Records provided:
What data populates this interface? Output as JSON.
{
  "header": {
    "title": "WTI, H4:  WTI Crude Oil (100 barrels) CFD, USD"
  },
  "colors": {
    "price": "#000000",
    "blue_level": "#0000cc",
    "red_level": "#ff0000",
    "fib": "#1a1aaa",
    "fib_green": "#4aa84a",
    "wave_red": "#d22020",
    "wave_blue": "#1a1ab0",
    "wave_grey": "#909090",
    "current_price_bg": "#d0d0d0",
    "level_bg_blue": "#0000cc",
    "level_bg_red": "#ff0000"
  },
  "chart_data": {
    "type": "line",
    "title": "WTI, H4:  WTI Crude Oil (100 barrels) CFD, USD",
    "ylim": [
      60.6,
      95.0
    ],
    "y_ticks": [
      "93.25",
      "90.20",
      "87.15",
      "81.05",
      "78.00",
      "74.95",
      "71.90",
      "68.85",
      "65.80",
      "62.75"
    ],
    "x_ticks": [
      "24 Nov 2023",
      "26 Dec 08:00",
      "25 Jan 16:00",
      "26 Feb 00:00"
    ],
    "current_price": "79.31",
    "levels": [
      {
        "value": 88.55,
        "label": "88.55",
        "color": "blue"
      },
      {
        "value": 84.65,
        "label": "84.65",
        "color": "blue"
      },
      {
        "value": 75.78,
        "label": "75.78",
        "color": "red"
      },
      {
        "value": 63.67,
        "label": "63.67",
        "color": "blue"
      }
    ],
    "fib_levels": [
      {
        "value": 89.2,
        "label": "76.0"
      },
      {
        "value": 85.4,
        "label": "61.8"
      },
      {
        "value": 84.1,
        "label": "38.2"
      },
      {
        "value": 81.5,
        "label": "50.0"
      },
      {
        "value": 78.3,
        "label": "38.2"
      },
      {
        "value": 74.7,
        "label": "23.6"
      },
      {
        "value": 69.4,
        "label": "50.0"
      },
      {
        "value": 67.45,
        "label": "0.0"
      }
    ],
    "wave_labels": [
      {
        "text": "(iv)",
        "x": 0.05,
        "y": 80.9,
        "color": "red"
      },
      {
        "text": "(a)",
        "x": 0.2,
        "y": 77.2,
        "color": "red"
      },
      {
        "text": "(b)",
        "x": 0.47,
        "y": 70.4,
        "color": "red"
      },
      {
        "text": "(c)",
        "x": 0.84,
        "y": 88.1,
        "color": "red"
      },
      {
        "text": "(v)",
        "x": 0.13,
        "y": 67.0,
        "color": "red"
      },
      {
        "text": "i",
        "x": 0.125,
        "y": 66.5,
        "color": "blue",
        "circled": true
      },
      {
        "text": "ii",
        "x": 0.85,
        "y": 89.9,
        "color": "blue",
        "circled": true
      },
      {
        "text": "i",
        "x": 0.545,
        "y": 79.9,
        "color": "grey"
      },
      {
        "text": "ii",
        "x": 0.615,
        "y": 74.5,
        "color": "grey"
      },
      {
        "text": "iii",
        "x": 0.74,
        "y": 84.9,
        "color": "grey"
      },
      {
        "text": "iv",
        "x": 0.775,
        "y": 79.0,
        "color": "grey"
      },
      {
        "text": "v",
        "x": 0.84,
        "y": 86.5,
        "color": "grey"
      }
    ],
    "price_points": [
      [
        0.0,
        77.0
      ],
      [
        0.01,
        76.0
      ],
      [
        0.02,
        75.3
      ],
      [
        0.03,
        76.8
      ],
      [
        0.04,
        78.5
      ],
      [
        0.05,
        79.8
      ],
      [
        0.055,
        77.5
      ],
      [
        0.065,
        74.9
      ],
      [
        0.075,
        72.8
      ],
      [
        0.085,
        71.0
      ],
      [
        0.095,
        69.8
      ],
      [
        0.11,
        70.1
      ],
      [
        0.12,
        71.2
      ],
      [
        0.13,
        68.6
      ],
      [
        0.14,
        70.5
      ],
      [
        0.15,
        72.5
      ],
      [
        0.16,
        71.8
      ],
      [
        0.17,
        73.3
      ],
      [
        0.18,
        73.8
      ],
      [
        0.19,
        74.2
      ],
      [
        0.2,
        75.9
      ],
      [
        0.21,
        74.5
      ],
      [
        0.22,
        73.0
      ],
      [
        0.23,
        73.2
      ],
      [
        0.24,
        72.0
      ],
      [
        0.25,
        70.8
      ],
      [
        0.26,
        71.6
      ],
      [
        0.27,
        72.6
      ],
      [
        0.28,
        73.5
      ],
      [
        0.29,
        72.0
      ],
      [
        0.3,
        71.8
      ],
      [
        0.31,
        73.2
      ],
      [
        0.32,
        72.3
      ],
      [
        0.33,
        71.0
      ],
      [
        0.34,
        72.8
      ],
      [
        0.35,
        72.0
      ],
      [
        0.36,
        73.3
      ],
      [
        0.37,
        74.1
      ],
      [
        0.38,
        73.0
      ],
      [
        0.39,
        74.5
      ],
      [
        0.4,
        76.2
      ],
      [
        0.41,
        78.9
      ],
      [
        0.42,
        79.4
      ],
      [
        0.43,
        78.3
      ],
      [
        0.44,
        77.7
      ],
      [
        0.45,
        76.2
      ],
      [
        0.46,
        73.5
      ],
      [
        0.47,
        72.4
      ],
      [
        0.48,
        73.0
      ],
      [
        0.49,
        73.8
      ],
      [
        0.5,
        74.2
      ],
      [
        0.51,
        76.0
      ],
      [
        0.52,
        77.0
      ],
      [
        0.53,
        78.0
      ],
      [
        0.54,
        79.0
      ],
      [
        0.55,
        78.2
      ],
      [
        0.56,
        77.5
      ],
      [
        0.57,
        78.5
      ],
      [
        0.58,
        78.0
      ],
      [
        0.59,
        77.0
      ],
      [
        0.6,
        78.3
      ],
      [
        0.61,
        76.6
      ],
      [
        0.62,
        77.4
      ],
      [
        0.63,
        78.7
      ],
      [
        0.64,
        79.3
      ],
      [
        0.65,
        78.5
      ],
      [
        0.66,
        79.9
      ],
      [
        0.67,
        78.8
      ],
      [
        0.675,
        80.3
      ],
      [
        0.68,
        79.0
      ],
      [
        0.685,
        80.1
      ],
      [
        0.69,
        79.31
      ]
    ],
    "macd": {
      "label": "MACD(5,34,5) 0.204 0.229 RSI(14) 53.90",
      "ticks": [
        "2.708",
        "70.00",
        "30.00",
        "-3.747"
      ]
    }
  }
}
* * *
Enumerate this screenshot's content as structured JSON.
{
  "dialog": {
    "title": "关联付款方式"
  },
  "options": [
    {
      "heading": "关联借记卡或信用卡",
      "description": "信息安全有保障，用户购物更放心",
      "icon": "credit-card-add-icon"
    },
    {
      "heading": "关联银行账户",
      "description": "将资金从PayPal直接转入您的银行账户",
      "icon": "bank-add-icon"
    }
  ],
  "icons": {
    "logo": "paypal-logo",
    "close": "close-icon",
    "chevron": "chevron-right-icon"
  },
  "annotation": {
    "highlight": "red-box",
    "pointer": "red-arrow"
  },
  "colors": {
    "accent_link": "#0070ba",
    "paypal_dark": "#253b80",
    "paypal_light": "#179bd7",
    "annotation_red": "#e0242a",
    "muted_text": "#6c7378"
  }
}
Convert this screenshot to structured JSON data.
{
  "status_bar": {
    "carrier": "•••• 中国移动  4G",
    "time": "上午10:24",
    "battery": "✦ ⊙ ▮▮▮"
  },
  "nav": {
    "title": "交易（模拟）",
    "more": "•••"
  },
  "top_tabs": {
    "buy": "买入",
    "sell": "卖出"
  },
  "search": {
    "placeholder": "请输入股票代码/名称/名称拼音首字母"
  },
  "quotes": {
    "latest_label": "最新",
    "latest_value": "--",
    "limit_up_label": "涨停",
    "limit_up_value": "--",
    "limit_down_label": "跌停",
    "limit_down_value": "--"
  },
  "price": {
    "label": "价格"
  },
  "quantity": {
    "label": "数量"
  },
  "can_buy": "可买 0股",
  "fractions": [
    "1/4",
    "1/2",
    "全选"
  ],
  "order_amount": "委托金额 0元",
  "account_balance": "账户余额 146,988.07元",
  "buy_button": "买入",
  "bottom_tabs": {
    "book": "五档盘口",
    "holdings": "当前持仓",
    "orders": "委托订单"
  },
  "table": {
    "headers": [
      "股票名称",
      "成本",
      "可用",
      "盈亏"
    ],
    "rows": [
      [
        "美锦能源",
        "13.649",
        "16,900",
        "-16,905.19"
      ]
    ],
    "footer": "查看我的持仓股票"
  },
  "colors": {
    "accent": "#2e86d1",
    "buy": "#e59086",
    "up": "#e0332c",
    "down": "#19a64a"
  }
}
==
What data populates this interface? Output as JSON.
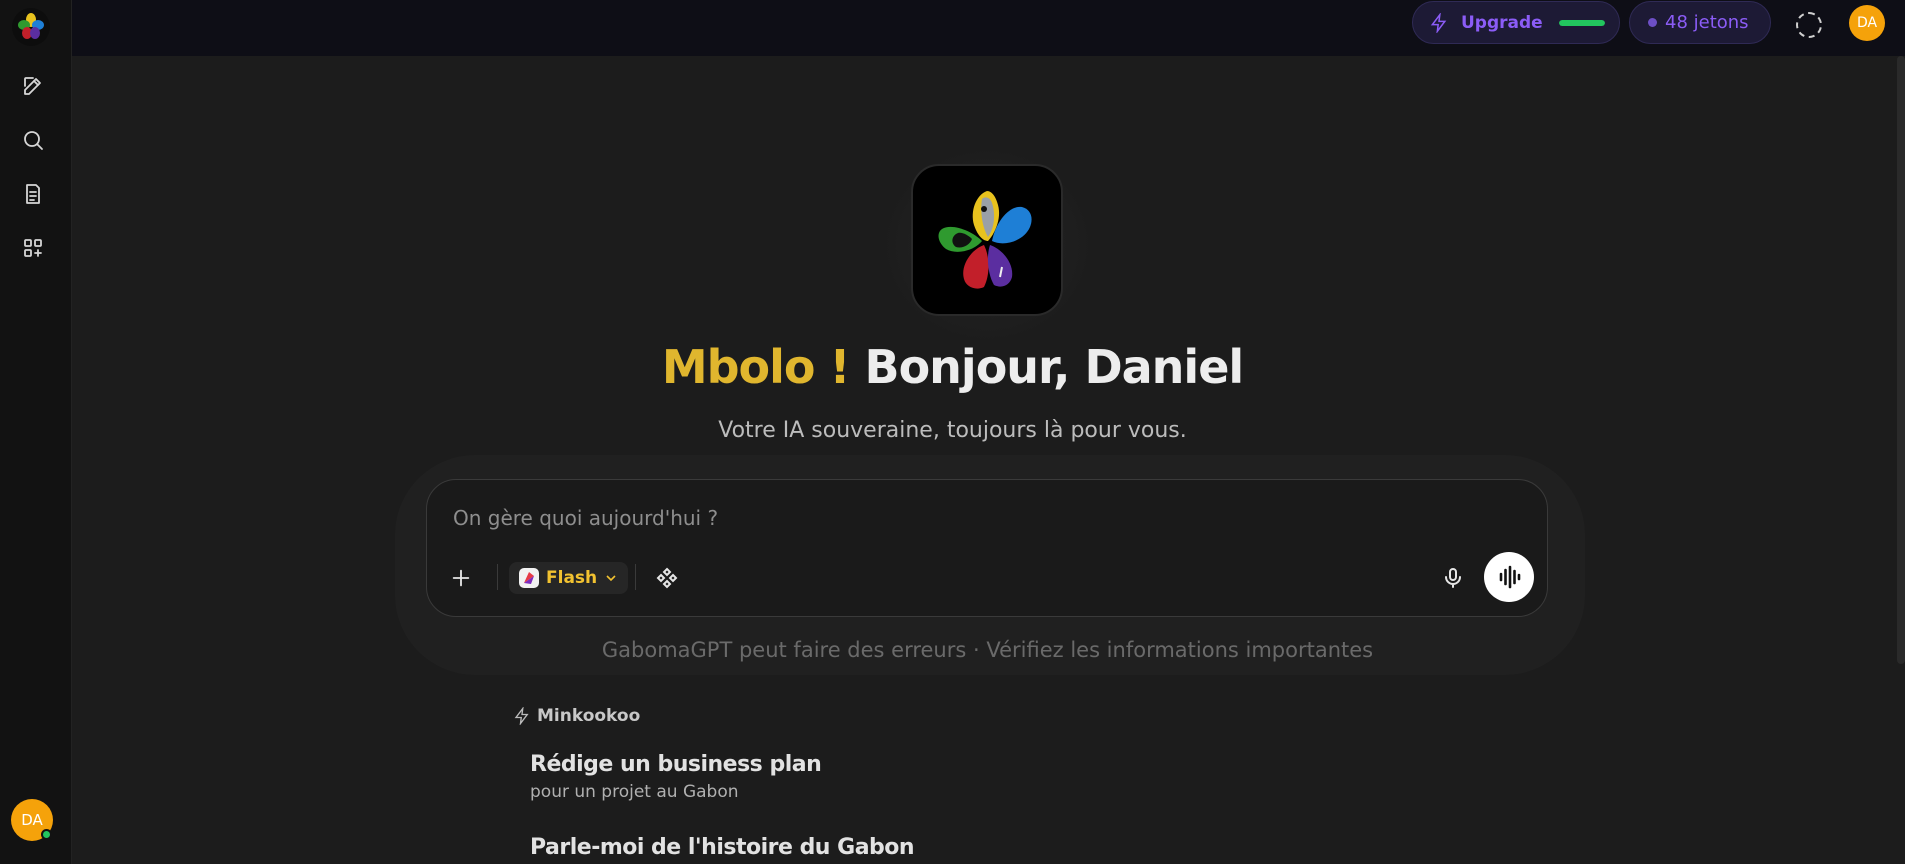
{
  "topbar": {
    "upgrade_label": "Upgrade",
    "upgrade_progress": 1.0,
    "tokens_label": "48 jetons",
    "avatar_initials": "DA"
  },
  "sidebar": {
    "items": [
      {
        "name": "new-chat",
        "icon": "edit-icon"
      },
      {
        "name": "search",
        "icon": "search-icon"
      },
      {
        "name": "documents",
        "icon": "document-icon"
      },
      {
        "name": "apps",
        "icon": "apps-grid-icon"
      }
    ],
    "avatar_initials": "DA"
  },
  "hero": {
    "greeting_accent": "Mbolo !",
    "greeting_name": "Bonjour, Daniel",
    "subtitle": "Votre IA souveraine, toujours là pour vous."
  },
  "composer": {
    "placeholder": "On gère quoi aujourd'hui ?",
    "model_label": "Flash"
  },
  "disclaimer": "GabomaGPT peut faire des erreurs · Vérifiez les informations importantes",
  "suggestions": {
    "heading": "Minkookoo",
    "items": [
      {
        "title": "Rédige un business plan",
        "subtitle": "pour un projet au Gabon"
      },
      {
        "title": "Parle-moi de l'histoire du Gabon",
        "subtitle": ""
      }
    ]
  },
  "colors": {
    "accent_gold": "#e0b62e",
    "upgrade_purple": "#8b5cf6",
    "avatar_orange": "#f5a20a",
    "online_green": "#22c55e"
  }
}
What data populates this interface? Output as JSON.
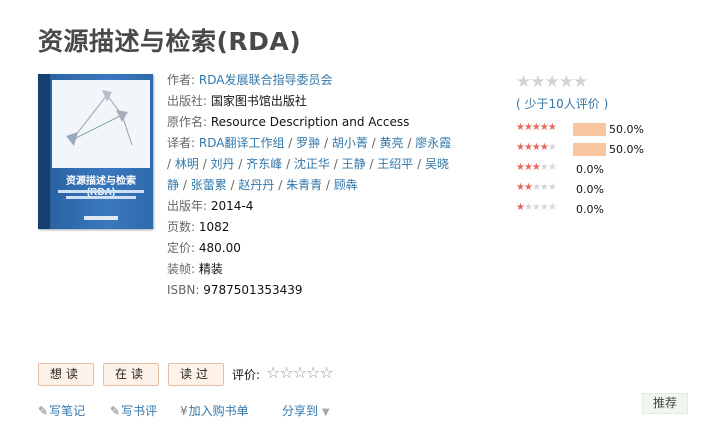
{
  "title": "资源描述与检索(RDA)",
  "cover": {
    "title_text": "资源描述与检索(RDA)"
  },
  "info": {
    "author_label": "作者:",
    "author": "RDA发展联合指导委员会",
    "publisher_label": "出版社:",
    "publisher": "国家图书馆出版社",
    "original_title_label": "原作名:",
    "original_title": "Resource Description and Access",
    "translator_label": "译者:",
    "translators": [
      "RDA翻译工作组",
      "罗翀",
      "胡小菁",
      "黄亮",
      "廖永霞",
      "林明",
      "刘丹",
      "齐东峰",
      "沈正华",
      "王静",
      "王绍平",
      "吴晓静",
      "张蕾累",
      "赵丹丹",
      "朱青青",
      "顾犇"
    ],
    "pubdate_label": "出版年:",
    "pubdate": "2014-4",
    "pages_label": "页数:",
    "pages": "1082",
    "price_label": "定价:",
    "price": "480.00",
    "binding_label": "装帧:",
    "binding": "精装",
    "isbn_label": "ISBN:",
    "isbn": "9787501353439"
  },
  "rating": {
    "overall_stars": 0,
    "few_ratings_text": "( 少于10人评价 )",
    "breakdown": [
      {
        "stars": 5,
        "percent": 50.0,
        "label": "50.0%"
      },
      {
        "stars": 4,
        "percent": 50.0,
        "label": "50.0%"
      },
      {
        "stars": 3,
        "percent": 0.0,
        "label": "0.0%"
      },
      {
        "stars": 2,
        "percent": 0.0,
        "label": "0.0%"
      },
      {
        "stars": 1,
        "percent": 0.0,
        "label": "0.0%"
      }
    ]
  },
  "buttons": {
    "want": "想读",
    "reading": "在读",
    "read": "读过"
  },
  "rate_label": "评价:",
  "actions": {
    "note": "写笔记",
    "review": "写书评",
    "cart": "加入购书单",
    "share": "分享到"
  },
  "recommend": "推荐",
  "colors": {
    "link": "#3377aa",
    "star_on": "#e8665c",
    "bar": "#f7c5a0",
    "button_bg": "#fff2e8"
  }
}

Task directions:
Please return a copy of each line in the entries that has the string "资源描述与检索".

Finished exercise:
  "title": "资源描述与检索(RDA)",
    "title_text": "资源描述与检索(RDA)"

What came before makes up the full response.